Habitat suitability and disturbance can shape the early stages of biological invasions in important ways. Much that we know about habitat suitability and invasion originates from point-in-time studies, which characterize invasive plant abundance and associated site characteristics. In our study, we tested the influence of habitat suitability by creating small-scale invasions in a range of environments. Seeds of the invasive annual grass Japanese stiltgrass [Microstegium vimineum (Trin.) A. Camus] were planted into six environments in a deciduous forest in central Pennsylvania, and patch growth was monitored for 4 yr. Each of the 30 sites included a subplot subjected to litter disturbance at time of planting. This litter disturbance led to increased seedling recruitment only in the first 2 yr. Although patches were generally larger in wetland and roadside habitats, site influence was highly variable. Environmental variables (soil moisture, ammonium–N, pH, and plant species richness) measured in each plot were better predictors of population success than broad habitat categories. We conclude that risk assessment for species such as M. vimineum should focus not on habitat types but on areas likely to experience the physical changes that release M. vimineum populations.

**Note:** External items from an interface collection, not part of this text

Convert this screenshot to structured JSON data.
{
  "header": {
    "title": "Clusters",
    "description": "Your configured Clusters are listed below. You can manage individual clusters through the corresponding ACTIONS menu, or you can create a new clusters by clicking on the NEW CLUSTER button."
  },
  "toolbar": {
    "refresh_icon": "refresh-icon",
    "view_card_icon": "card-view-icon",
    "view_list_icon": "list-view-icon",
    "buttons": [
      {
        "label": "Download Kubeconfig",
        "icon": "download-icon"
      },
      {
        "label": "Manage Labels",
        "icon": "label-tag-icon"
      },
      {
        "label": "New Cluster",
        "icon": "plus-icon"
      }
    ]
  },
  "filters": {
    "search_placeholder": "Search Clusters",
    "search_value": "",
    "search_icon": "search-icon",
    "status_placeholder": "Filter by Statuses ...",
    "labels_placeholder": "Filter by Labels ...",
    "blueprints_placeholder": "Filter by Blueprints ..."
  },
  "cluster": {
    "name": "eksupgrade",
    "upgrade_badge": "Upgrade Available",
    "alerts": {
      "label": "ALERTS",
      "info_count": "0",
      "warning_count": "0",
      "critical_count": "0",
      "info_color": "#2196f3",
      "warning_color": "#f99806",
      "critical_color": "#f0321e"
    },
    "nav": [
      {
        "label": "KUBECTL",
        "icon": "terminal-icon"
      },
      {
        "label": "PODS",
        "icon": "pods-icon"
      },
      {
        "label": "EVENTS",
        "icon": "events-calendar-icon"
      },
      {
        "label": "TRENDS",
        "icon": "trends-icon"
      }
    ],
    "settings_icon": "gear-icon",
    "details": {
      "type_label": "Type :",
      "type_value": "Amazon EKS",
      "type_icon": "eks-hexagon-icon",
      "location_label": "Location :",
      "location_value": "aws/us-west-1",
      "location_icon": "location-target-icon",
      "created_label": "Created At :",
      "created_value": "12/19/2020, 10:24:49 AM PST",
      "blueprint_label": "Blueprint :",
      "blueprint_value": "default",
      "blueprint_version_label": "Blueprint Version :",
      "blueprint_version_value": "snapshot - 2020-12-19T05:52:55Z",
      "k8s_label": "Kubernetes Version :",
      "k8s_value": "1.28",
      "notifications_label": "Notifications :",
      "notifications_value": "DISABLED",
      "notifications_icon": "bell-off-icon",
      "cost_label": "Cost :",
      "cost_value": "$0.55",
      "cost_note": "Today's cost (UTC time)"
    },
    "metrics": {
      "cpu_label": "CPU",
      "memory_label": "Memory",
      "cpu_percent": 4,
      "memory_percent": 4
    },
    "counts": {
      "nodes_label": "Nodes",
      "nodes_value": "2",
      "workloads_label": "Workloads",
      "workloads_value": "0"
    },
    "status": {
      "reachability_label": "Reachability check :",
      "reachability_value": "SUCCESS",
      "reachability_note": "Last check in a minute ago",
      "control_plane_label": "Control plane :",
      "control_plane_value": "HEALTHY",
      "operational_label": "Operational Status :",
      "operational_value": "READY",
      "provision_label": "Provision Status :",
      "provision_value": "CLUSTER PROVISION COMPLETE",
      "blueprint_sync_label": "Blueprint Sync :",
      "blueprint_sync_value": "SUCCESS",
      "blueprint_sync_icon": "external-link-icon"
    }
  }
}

This work was funded in part by support from the U.S. Department of Agriculture–National Research Initiative–Cooperative State Research, Education and Extension Service project 2007- 02917.